WHAT TO PRODUCE:
The records below must be returned in full and unaltered.

(Collected data entries)
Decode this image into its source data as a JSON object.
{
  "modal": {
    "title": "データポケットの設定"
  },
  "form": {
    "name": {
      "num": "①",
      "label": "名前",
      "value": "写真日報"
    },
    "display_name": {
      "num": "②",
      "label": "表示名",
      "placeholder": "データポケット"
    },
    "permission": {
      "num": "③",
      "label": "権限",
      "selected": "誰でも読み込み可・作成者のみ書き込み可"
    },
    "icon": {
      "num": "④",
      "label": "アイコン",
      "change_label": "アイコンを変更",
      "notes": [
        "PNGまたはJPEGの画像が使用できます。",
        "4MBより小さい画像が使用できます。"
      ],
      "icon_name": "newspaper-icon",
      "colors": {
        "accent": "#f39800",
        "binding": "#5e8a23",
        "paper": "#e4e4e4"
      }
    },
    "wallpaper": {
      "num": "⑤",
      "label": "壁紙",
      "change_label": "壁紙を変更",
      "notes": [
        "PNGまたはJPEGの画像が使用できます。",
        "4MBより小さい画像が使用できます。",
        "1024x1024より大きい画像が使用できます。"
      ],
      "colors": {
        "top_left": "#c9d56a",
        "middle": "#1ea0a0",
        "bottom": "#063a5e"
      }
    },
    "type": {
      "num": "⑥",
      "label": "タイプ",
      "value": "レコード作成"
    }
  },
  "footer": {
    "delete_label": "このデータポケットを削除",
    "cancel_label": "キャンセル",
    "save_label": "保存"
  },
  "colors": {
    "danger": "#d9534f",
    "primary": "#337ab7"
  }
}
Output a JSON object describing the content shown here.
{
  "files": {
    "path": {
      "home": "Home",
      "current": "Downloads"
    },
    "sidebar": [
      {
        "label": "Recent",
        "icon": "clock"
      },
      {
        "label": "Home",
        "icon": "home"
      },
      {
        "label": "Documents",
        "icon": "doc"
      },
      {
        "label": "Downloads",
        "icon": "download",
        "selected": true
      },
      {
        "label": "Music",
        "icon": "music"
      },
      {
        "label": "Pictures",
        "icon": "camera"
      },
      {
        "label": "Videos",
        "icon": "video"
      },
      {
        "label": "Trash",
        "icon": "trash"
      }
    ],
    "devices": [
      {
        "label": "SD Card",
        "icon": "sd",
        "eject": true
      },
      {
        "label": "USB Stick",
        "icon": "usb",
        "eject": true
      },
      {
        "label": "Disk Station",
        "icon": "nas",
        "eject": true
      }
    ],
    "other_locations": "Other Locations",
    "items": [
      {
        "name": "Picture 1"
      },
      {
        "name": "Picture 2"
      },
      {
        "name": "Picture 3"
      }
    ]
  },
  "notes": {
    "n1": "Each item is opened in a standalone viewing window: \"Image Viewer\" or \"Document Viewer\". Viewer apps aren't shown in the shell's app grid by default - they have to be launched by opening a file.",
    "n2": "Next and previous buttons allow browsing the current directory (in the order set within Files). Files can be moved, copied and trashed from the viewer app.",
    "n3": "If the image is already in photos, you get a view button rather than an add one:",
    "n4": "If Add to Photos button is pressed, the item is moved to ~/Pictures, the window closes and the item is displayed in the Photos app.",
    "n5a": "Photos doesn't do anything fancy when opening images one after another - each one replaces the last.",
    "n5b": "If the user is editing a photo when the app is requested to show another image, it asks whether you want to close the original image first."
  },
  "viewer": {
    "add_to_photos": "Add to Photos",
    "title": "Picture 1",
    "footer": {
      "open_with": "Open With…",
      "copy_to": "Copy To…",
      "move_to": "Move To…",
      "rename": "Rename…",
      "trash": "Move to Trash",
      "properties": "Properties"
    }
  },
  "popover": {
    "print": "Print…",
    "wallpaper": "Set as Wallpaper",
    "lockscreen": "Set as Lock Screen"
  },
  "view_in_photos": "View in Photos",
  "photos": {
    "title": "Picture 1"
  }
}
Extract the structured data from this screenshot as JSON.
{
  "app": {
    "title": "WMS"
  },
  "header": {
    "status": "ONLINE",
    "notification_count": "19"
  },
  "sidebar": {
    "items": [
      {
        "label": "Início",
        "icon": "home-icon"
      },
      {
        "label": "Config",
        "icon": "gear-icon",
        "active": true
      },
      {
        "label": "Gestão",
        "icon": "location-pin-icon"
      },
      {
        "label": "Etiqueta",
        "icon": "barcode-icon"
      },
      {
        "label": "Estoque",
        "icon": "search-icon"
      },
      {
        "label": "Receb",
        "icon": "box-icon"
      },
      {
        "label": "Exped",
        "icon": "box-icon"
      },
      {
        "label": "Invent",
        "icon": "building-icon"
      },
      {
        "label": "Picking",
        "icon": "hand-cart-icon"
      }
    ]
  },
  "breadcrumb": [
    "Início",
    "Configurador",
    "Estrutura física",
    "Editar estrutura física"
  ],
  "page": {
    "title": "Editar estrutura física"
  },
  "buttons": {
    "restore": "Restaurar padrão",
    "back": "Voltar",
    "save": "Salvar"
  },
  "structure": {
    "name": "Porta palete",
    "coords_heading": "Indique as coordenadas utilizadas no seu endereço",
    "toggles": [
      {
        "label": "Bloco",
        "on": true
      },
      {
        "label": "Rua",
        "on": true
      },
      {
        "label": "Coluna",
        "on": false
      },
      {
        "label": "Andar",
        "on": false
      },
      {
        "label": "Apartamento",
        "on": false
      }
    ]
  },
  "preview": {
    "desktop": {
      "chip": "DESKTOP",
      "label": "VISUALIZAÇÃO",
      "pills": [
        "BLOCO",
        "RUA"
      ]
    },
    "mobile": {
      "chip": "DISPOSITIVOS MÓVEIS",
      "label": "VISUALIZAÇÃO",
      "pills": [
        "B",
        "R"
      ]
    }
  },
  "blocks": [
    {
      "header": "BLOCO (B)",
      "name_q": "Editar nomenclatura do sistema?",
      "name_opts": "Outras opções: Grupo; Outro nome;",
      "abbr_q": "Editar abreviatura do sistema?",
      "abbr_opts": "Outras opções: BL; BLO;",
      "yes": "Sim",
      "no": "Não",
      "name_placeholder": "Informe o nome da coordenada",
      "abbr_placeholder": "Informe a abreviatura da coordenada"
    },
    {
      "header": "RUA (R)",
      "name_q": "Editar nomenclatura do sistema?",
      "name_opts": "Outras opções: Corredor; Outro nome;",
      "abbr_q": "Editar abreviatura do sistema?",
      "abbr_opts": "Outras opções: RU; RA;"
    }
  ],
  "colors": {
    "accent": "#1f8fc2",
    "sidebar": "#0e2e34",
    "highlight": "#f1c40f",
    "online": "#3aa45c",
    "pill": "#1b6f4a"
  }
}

SOLUTION TO THIS EXERCISE:
Decode this image into its source data as a JSON object.
{
  "modal": {
    "title": "データポケットの設定"
  },
  "form": {
    "name": {
      "num": "①",
      "label": "名前",
      "value": "写真日報"
    },
    "display_name": {
      "num": "②",
      "label": "表示名",
      "placeholder": "データポケット"
    },
    "permission": {
      "num": "③",
      "label": "権限",
      "selected": "誰でも読み込み可・作成者のみ書き込み可"
    },
    "icon": {
      "num": "④",
      "label": "アイコン",
      "change_label": "アイコンを変更",
      "notes": [
        "PNGまたはJPEGの画像が使用できます。",
        "4MBより小さい画像が使用できます。"
      ],
      "icon_name": "newspaper-icon",
      "colors": {
        "accent": "#f39800",
        "binding": "#5e8a23",
        "paper": "#e4e4e4"
      }
    },
    "wallpaper": {
      "num": "⑤",
      "label": "壁紙",
      "change_label": "壁紙を変更",
      "notes": [
        "PNGまたはJPEGの画像が使用できます。",
        "4MBより小さい画像が使用できます。",
        "1024x1024より大きい画像が使用できます。"
      ],
      "colors": {
        "top_left": "#c9d56a",
        "middle": "#1ea0a0",
        "bottom": "#063a5e"
      }
    },
    "type": {
      "num": "⑥",
      "label": "タイプ",
      "value": "レコード作成"
    }
  },
  "footer": {
    "delete_label": "このデータポケットを削除",
    "cancel_label": "キャンセル",
    "save_label": "保存"
  },
  "colors": {
    "danger": "#d9534f",
    "primary": "#337ab7"
  }
}
Output a JSON object describing the content shown here.
{
  "files": {
    "path": {
      "home": "Home",
      "current": "Downloads"
    },
    "sidebar": [
      {
        "label": "Recent",
        "icon": "clock"
      },
      {
        "label": "Home",
        "icon": "home"
      },
      {
        "label": "Documents",
        "icon": "doc"
      },
      {
        "label": "Downloads",
        "icon": "download",
        "selected": true
      },
      {
        "label": "Music",
        "icon": "music"
      },
      {
        "label": "Pictures",
        "icon": "camera"
      },
      {
        "label": "Videos",
        "icon": "video"
      },
      {
        "label": "Trash",
        "icon": "trash"
      }
    ],
    "devices": [
      {
        "label": "SD Card",
        "icon": "sd",
        "eject": true
      },
      {
        "label": "USB Stick",
        "icon": "usb",
        "eject": true
      },
      {
        "label": "Disk Station",
        "icon": "nas",
        "eject": true
      }
    ],
    "other_locations": "Other Locations",
    "items": [
      {
        "name": "Picture 1"
      },
      {
        "name": "Picture 2"
      },
      {
        "name": "Picture 3"
      }
    ]
  },
  "notes": {
    "n1": "Each item is opened in a standalone viewing window: \"Image Viewer\" or \"Document Viewer\". Viewer apps aren't shown in the shell's app grid by default - they have to be launched by opening a file.",
    "n2": "Next and previous buttons allow browsing the current directory (in the order set within Files). Files can be moved, copied and trashed from the viewer app.",
    "n3": "If the image is already in photos, you get a view button rather than an add one:",
    "n4": "If Add to Photos button is pressed, the item is moved to ~/Pictures, the window closes and the item is displayed in the Photos app.",
    "n5a": "Photos doesn't do anything fancy when opening images one after another - each one replaces the last.",
    "n5b": "If the user is editing a photo when the app is requested to show another image, it asks whether you want to close the original image first."
  },
  "viewer": {
    "add_to_photos": "Add to Photos",
    "title": "Picture 1",
    "footer": {
      "open_with": "Open With…",
      "copy_to": "Copy To…",
      "move_to": "Move To…",
      "rename": "Rename…",
      "trash": "Move to Trash",
      "properties": "Properties"
    }
  },
  "popover": {
    "print": "Print…",
    "wallpaper": "Set as Wallpaper",
    "lockscreen": "Set as Lock Screen"
  },
  "view_in_photos": "View in Photos",
  "photos": {
    "title": "Picture 1"
  }
}
Extract the structured data from this screenshot as JSON.
{
  "app": {
    "title": "WMS"
  },
  "header": {
    "status": "ONLINE",
    "notification_count": "19"
  },
  "sidebar": {
    "items": [
      {
        "label": "Início",
        "icon": "home-icon"
      },
      {
        "label": "Config",
        "icon": "gear-icon",
        "active": true
      },
      {
        "label": "Gestão",
        "icon": "location-pin-icon"
      },
      {
        "label": "Etiqueta",
        "icon": "barcode-icon"
      },
      {
        "label": "Estoque",
        "icon": "search-icon"
      },
      {
        "label": "Receb",
        "icon": "box-icon"
      },
      {
        "label": "Exped",
        "icon": "box-icon"
      },
      {
        "label": "Invent",
        "icon": "building-icon"
      },
      {
        "label": "Picking",
        "icon": "hand-cart-icon"
      }
    ]
  },
  "breadcrumb": [
    "Início",
    "Configurador",
    "Estrutura física",
    "Editar estrutura física"
  ],
  "page": {
    "title": "Editar estrutura física"
  },
  "buttons": {
    "restore": "Restaurar padrão",
    "back": "Voltar",
    "save": "Salvar"
  },
  "structure": {
    "name": "Porta palete",
    "coords_heading": "Indique as coordenadas utilizadas no seu endereço",
    "toggles": [
      {
        "label": "Bloco",
        "on": true
      },
      {
        "label": "Rua",
        "on": true
      },
      {
        "label": "Coluna",
        "on": false
      },
      {
        "label": "Andar",
        "on": false
      },
      {
        "label": "Apartamento",
        "on": false
      }
    ]
  },
  "preview": {
    "desktop": {
      "chip": "DESKTOP",
      "label": "VISUALIZAÇÃO",
      "pills": [
        "BLOCO",
        "RUA"
      ]
    },
    "mobile": {
      "chip": "DISPOSITIVOS MÓVEIS",
      "label": "VISUALIZAÇÃO",
      "pills": [
        "B",
        "R"
      ]
    }
  },
  "blocks": [
    {
      "header": "BLOCO (B)",
      "name_q": "Editar nomenclatura do sistema?",
      "name_opts": "Outras opções: Grupo; Outro nome;",
      "abbr_q": "Editar abreviatura do sistema?",
      "abbr_opts": "Outras opções: BL; BLO;",
      "yes": "Sim",
      "no": "Não",
      "name_placeholder": "Informe o nome da coordenada",
      "abbr_placeholder": "Informe a abreviatura da coordenada"
    },
    {
      "header": "RUA (R)",
      "name_q": "Editar nomenclatura do sistema?",
      "name_opts": "Outras opções: Corredor; Outro nome;",
      "abbr_q": "Editar abreviatura do sistema?",
      "abbr_opts": "Outras opções: RU; RA;"
    }
  ],
  "colors": {
    "accent": "#1f8fc2",
    "sidebar": "#0e2e34",
    "highlight": "#f1c40f",
    "online": "#3aa45c",
    "pill": "#1b6f4a"
  }
}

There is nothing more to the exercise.